▸ **Provided records**
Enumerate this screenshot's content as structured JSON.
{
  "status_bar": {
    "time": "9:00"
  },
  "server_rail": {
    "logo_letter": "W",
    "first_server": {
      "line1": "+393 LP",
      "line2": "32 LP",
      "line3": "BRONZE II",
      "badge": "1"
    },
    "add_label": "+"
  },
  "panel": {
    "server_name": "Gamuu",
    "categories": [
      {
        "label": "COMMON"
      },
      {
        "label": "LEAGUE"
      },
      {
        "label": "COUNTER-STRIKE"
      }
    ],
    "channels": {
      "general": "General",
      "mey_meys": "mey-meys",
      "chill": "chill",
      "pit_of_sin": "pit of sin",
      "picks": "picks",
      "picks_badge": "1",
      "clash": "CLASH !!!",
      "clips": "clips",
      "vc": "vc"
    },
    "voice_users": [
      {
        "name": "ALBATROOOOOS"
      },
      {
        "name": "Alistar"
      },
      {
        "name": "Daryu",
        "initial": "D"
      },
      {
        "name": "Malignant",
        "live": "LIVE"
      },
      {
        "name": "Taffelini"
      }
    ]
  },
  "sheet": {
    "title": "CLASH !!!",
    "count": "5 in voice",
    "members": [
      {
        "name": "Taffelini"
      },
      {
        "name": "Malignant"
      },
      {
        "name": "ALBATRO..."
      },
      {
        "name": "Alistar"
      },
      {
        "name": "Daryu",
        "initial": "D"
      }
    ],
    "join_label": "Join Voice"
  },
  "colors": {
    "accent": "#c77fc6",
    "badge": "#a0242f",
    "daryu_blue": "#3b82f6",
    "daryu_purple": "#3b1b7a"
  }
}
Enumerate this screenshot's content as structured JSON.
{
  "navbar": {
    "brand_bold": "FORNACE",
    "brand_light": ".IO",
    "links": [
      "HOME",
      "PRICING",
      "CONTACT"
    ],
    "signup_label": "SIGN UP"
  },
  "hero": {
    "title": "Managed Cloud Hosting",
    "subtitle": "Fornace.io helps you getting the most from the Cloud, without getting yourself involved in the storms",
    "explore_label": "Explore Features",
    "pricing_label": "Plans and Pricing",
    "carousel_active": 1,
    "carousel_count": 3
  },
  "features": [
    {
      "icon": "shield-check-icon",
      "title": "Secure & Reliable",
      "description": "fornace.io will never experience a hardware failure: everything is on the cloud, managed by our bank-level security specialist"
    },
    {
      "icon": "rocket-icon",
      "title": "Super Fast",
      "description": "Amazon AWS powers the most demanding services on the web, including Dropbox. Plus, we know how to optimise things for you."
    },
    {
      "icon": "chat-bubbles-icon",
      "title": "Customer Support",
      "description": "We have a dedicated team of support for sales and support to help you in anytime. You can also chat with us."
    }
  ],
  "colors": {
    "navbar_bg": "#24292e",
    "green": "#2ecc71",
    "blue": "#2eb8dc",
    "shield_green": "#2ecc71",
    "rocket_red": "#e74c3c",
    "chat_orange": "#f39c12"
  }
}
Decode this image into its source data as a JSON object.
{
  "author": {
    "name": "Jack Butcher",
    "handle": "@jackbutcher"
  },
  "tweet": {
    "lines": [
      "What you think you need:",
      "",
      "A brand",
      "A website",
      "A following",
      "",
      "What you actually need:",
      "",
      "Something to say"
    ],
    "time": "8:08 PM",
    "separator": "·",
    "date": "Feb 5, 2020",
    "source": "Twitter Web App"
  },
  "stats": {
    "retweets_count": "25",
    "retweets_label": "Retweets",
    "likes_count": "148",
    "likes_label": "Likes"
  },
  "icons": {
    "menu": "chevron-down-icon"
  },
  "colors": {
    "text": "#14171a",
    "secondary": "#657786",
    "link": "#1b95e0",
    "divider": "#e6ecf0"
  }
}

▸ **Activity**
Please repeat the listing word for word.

▸ **Task answer**
Enumerate this screenshot's content as structured JSON.
{
  "status_bar": {
    "time": "9:00"
  },
  "server_rail": {
    "logo_letter": "W",
    "first_server": {
      "line1": "+393 LP",
      "line2": "32 LP",
      "line3": "BRONZE II",
      "badge": "1"
    },
    "add_label": "+"
  },
  "panel": {
    "server_name": "Gamuu",
    "categories": [
      {
        "label": "COMMON"
      },
      {
        "label": "LEAGUE"
      },
      {
        "label": "COUNTER-STRIKE"
      }
    ],
    "channels": {
      "general": "General",
      "mey_meys": "mey-meys",
      "chill": "chill",
      "pit_of_sin": "pit of sin",
      "picks": "picks",
      "picks_badge": "1",
      "clash": "CLASH !!!",
      "clips": "clips",
      "vc": "vc"
    },
    "voice_users": [
      {
        "name": "ALBATROOOOOS"
      },
      {
        "name": "Alistar"
      },
      {
        "name": "Daryu",
        "initial": "D"
      },
      {
        "name": "Malignant",
        "live": "LIVE"
      },
      {
        "name": "Taffelini"
      }
    ]
  },
  "sheet": {
    "title": "CLASH !!!",
    "count": "5 in voice",
    "members": [
      {
        "name": "Taffelini"
      },
      {
        "name": "Malignant"
      },
      {
        "name": "ALBATRO..."
      },
      {
        "name": "Alistar"
      },
      {
        "name": "Daryu",
        "initial": "D"
      }
    ],
    "join_label": "Join Voice"
  },
  "colors": {
    "accent": "#c77fc6",
    "badge": "#a0242f",
    "daryu_blue": "#3b82f6",
    "daryu_purple": "#3b1b7a"
  }
}
Enumerate this screenshot's content as structured JSON.
{
  "navbar": {
    "brand_bold": "FORNACE",
    "brand_light": ".IO",
    "links": [
      "HOME",
      "PRICING",
      "CONTACT"
    ],
    "signup_label": "SIGN UP"
  },
  "hero": {
    "title": "Managed Cloud Hosting",
    "subtitle": "Fornace.io helps you getting the most from the Cloud, without getting yourself involved in the storms",
    "explore_label": "Explore Features",
    "pricing_label": "Plans and Pricing",
    "carousel_active": 1,
    "carousel_count": 3
  },
  "features": [
    {
      "icon": "shield-check-icon",
      "title": "Secure & Reliable",
      "description": "fornace.io will never experience a hardware failure: everything is on the cloud, managed by our bank-level security specialist"
    },
    {
      "icon": "rocket-icon",
      "title": "Super Fast",
      "description": "Amazon AWS powers the most demanding services on the web, including Dropbox. Plus, we know how to optimise things for you."
    },
    {
      "icon": "chat-bubbles-icon",
      "title": "Customer Support",
      "description": "We have a dedicated team of support for sales and support to help you in anytime. You can also chat with us."
    }
  ],
  "colors": {
    "navbar_bg": "#24292e",
    "green": "#2ecc71",
    "blue": "#2eb8dc",
    "shield_green": "#2ecc71",
    "rocket_red": "#e74c3c",
    "chat_orange": "#f39c12"
  }
}
Decode this image into its source data as a JSON object.
{
  "author": {
    "name": "Jack Butcher",
    "handle": "@jackbutcher"
  },
  "tweet": {
    "lines": [
      "What you think you need:",
      "",
      "A brand",
      "A website",
      "A following",
      "",
      "What you actually need:",
      "",
      "Something to say"
    ],
    "time": "8:08 PM",
    "separator": "·",
    "date": "Feb 5, 2020",
    "source": "Twitter Web App"
  },
  "stats": {
    "retweets_count": "25",
    "retweets_label": "Retweets",
    "likes_count": "148",
    "likes_label": "Likes"
  },
  "icons": {
    "menu": "chevron-down-icon"
  },
  "colors": {
    "text": "#14171a",
    "secondary": "#657786",
    "link": "#1b95e0",
    "divider": "#e6ecf0"
  }
}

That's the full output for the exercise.